• Goal of the exercise
Filter the lines below, copying only those with the string "Snowboard".

• Records supplied
------------------------------------------------
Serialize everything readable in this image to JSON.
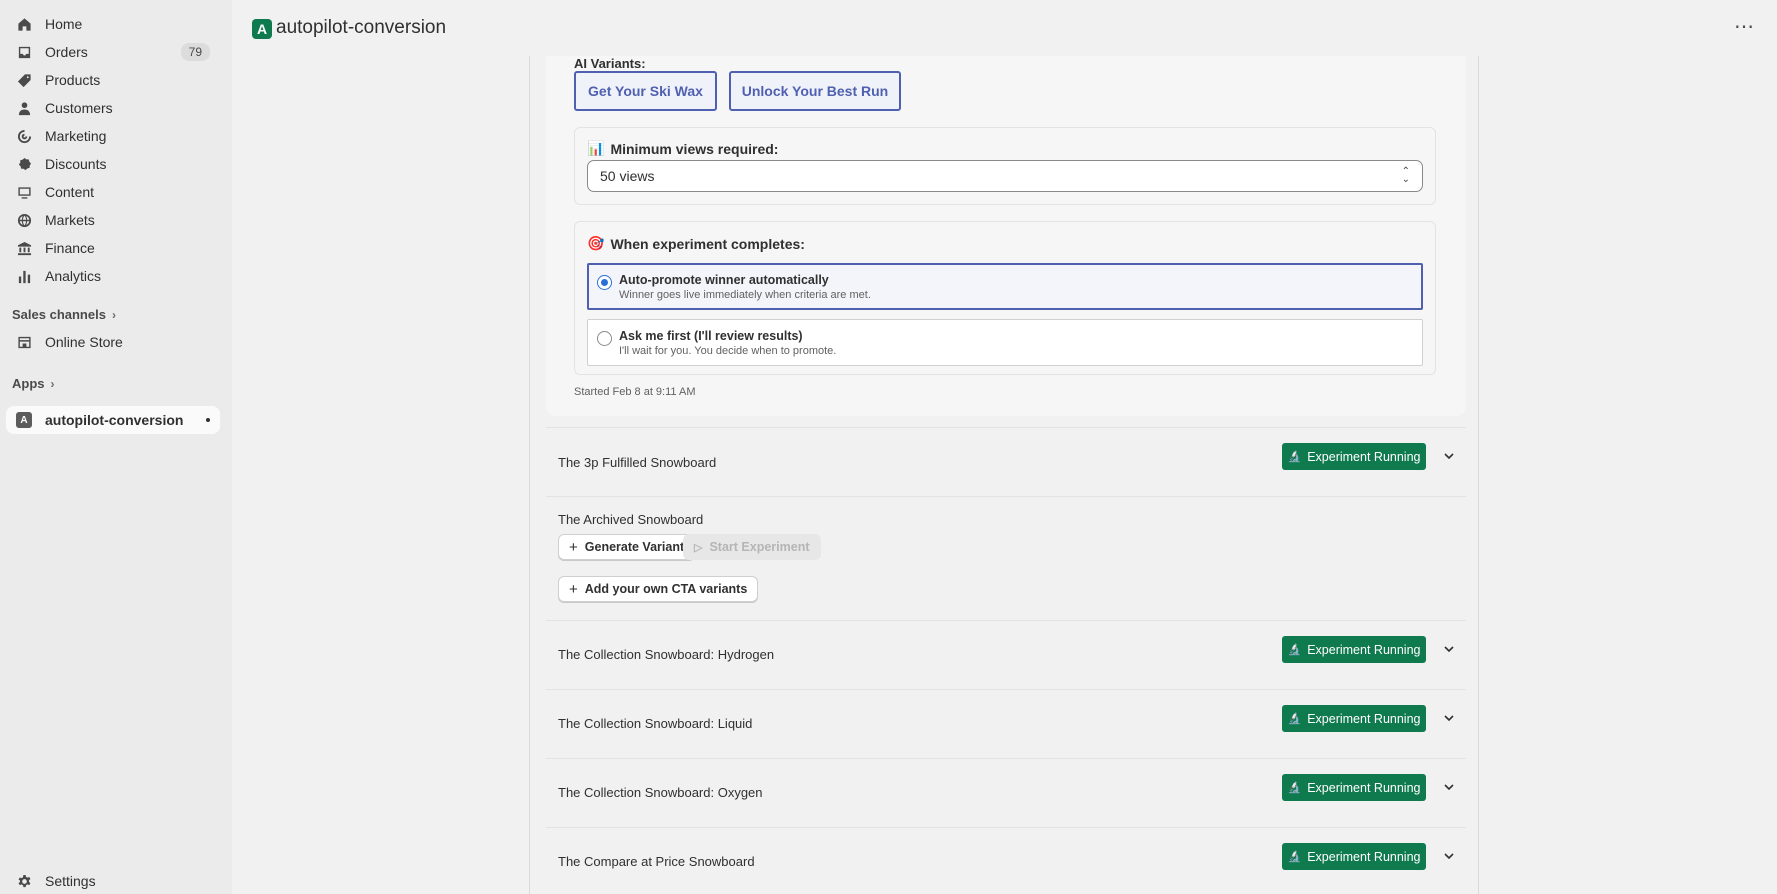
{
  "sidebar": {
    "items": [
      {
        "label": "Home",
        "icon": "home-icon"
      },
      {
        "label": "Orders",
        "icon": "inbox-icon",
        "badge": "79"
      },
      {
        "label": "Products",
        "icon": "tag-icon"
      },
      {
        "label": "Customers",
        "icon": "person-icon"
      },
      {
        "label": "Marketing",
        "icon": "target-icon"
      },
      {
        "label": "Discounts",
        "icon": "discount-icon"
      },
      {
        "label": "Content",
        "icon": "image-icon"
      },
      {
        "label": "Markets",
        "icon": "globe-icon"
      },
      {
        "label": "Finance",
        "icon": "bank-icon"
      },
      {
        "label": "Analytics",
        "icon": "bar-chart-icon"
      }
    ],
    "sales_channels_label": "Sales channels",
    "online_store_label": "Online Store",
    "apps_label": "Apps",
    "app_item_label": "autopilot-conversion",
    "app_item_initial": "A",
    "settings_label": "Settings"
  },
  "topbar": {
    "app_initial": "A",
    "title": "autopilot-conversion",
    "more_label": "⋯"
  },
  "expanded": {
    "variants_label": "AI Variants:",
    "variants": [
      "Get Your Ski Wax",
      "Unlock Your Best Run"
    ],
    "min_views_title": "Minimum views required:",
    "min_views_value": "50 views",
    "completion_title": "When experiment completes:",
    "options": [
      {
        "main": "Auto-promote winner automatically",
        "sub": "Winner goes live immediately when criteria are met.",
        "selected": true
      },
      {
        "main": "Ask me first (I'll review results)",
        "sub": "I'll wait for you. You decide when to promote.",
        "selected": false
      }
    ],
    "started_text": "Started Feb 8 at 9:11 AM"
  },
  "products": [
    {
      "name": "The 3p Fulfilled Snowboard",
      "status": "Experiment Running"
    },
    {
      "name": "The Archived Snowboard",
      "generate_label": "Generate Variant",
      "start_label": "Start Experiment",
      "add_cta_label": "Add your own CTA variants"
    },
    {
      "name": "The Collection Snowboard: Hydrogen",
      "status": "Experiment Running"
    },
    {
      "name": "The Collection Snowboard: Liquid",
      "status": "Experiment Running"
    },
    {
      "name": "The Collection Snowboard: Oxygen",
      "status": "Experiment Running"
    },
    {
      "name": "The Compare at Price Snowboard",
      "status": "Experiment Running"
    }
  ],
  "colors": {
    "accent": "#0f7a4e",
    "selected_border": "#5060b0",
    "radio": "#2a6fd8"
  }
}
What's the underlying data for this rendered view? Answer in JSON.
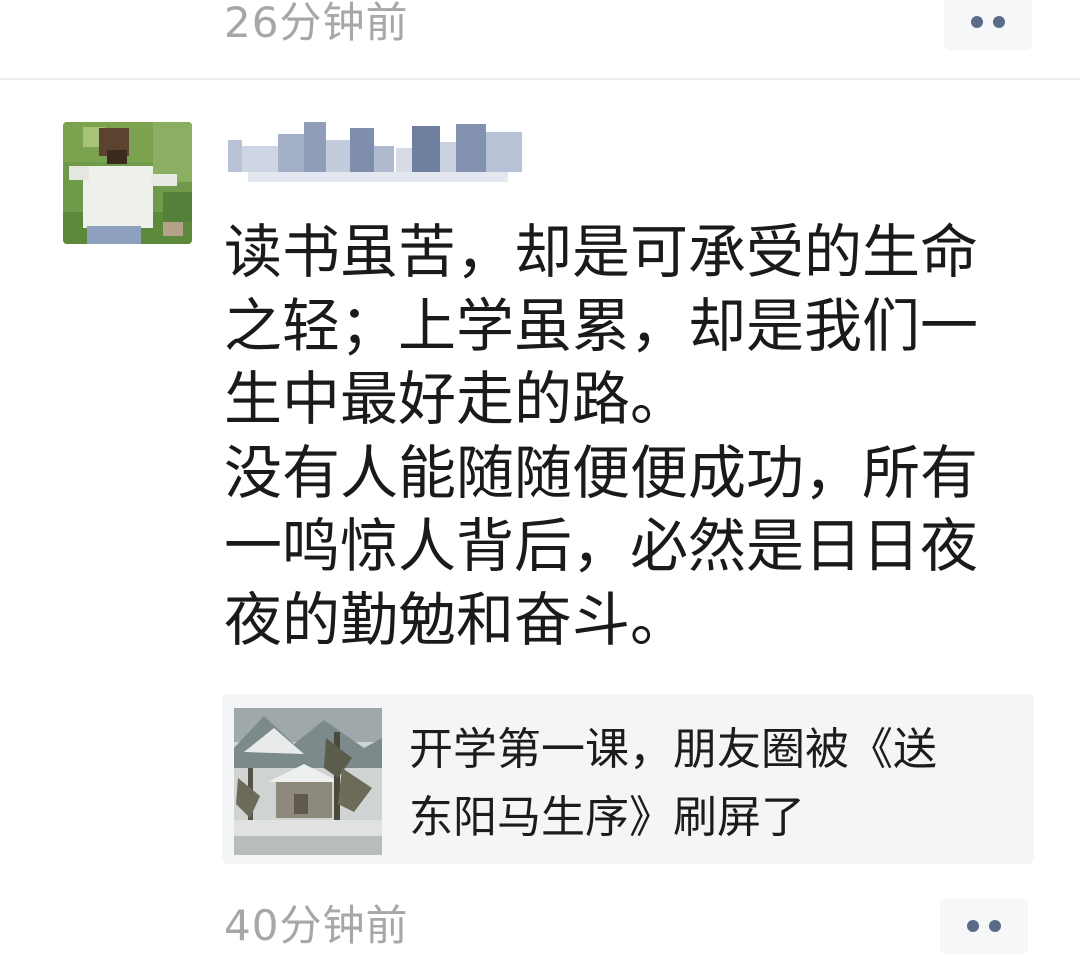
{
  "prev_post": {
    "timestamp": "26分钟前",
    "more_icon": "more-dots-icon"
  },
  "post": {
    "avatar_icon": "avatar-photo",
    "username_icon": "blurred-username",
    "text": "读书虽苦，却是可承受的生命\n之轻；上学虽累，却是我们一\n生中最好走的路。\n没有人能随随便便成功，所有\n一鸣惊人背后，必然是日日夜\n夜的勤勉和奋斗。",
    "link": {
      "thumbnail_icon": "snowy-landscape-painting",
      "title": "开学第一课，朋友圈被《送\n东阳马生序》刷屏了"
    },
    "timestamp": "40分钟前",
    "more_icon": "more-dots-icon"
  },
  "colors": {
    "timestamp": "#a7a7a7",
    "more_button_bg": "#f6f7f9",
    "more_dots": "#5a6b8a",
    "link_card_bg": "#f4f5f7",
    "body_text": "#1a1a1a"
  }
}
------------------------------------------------
• Exercise solution
      "name": "The 3p Fulfilled Snowboard",
      "name": "The Archived Snowboard",
      "name": "The Collection Snowboard: Hydrogen",
      "name": "The Collection Snowboard: Liquid",
      "name": "The Collection Snowboard: Oxygen",
      "name": "The Compare at Price Snowboard",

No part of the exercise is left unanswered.